What is being asked
Each entry must be given again exactly; images do not belong in the copy.

________________________

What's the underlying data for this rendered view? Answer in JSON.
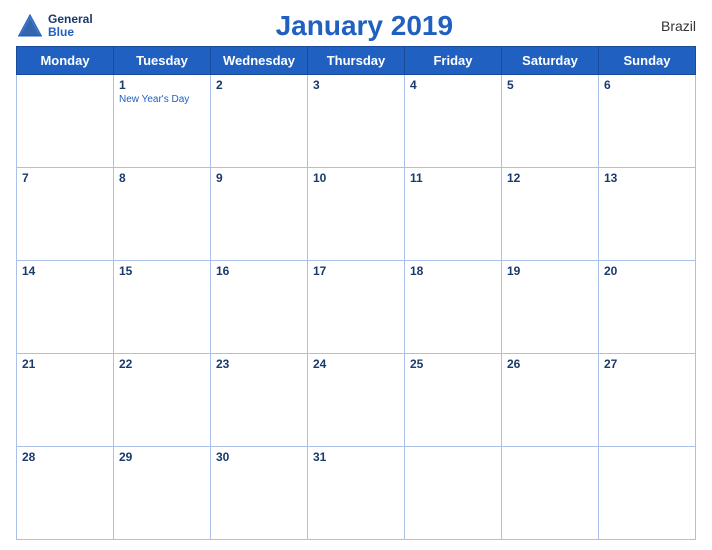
{
  "header": {
    "logo_general": "General",
    "logo_blue": "Blue",
    "title": "January 2019",
    "country": "Brazil"
  },
  "days_of_week": [
    "Monday",
    "Tuesday",
    "Wednesday",
    "Thursday",
    "Friday",
    "Saturday",
    "Sunday"
  ],
  "weeks": [
    [
      {
        "num": "",
        "holiday": ""
      },
      {
        "num": "1",
        "holiday": "New Year's Day"
      },
      {
        "num": "2",
        "holiday": ""
      },
      {
        "num": "3",
        "holiday": ""
      },
      {
        "num": "4",
        "holiday": ""
      },
      {
        "num": "5",
        "holiday": ""
      },
      {
        "num": "6",
        "holiday": ""
      }
    ],
    [
      {
        "num": "7",
        "holiday": ""
      },
      {
        "num": "8",
        "holiday": ""
      },
      {
        "num": "9",
        "holiday": ""
      },
      {
        "num": "10",
        "holiday": ""
      },
      {
        "num": "11",
        "holiday": ""
      },
      {
        "num": "12",
        "holiday": ""
      },
      {
        "num": "13",
        "holiday": ""
      }
    ],
    [
      {
        "num": "14",
        "holiday": ""
      },
      {
        "num": "15",
        "holiday": ""
      },
      {
        "num": "16",
        "holiday": ""
      },
      {
        "num": "17",
        "holiday": ""
      },
      {
        "num": "18",
        "holiday": ""
      },
      {
        "num": "19",
        "holiday": ""
      },
      {
        "num": "20",
        "holiday": ""
      }
    ],
    [
      {
        "num": "21",
        "holiday": ""
      },
      {
        "num": "22",
        "holiday": ""
      },
      {
        "num": "23",
        "holiday": ""
      },
      {
        "num": "24",
        "holiday": ""
      },
      {
        "num": "25",
        "holiday": ""
      },
      {
        "num": "26",
        "holiday": ""
      },
      {
        "num": "27",
        "holiday": ""
      }
    ],
    [
      {
        "num": "28",
        "holiday": ""
      },
      {
        "num": "29",
        "holiday": ""
      },
      {
        "num": "30",
        "holiday": ""
      },
      {
        "num": "31",
        "holiday": ""
      },
      {
        "num": "",
        "holiday": ""
      },
      {
        "num": "",
        "holiday": ""
      },
      {
        "num": "",
        "holiday": ""
      }
    ]
  ]
}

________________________

Task output
What's the underlying data for this rendered view? Answer in JSON.
{
  "header": {
    "logo_general": "General",
    "logo_blue": "Blue",
    "title": "January 2019",
    "country": "Brazil"
  },
  "days_of_week": [
    "Monday",
    "Tuesday",
    "Wednesday",
    "Thursday",
    "Friday",
    "Saturday",
    "Sunday"
  ],
  "weeks": [
    [
      {
        "num": "",
        "holiday": ""
      },
      {
        "num": "1",
        "holiday": "New Year's Day"
      },
      {
        "num": "2",
        "holiday": ""
      },
      {
        "num": "3",
        "holiday": ""
      },
      {
        "num": "4",
        "holiday": ""
      },
      {
        "num": "5",
        "holiday": ""
      },
      {
        "num": "6",
        "holiday": ""
      }
    ],
    [
      {
        "num": "7",
        "holiday": ""
      },
      {
        "num": "8",
        "holiday": ""
      },
      {
        "num": "9",
        "holiday": ""
      },
      {
        "num": "10",
        "holiday": ""
      },
      {
        "num": "11",
        "holiday": ""
      },
      {
        "num": "12",
        "holiday": ""
      },
      {
        "num": "13",
        "holiday": ""
      }
    ],
    [
      {
        "num": "14",
        "holiday": ""
      },
      {
        "num": "15",
        "holiday": ""
      },
      {
        "num": "16",
        "holiday": ""
      },
      {
        "num": "17",
        "holiday": ""
      },
      {
        "num": "18",
        "holiday": ""
      },
      {
        "num": "19",
        "holiday": ""
      },
      {
        "num": "20",
        "holiday": ""
      }
    ],
    [
      {
        "num": "21",
        "holiday": ""
      },
      {
        "num": "22",
        "holiday": ""
      },
      {
        "num": "23",
        "holiday": ""
      },
      {
        "num": "24",
        "holiday": ""
      },
      {
        "num": "25",
        "holiday": ""
      },
      {
        "num": "26",
        "holiday": ""
      },
      {
        "num": "27",
        "holiday": ""
      }
    ],
    [
      {
        "num": "28",
        "holiday": ""
      },
      {
        "num": "29",
        "holiday": ""
      },
      {
        "num": "30",
        "holiday": ""
      },
      {
        "num": "31",
        "holiday": ""
      },
      {
        "num": "",
        "holiday": ""
      },
      {
        "num": "",
        "holiday": ""
      },
      {
        "num": "",
        "holiday": ""
      }
    ]
  ]
}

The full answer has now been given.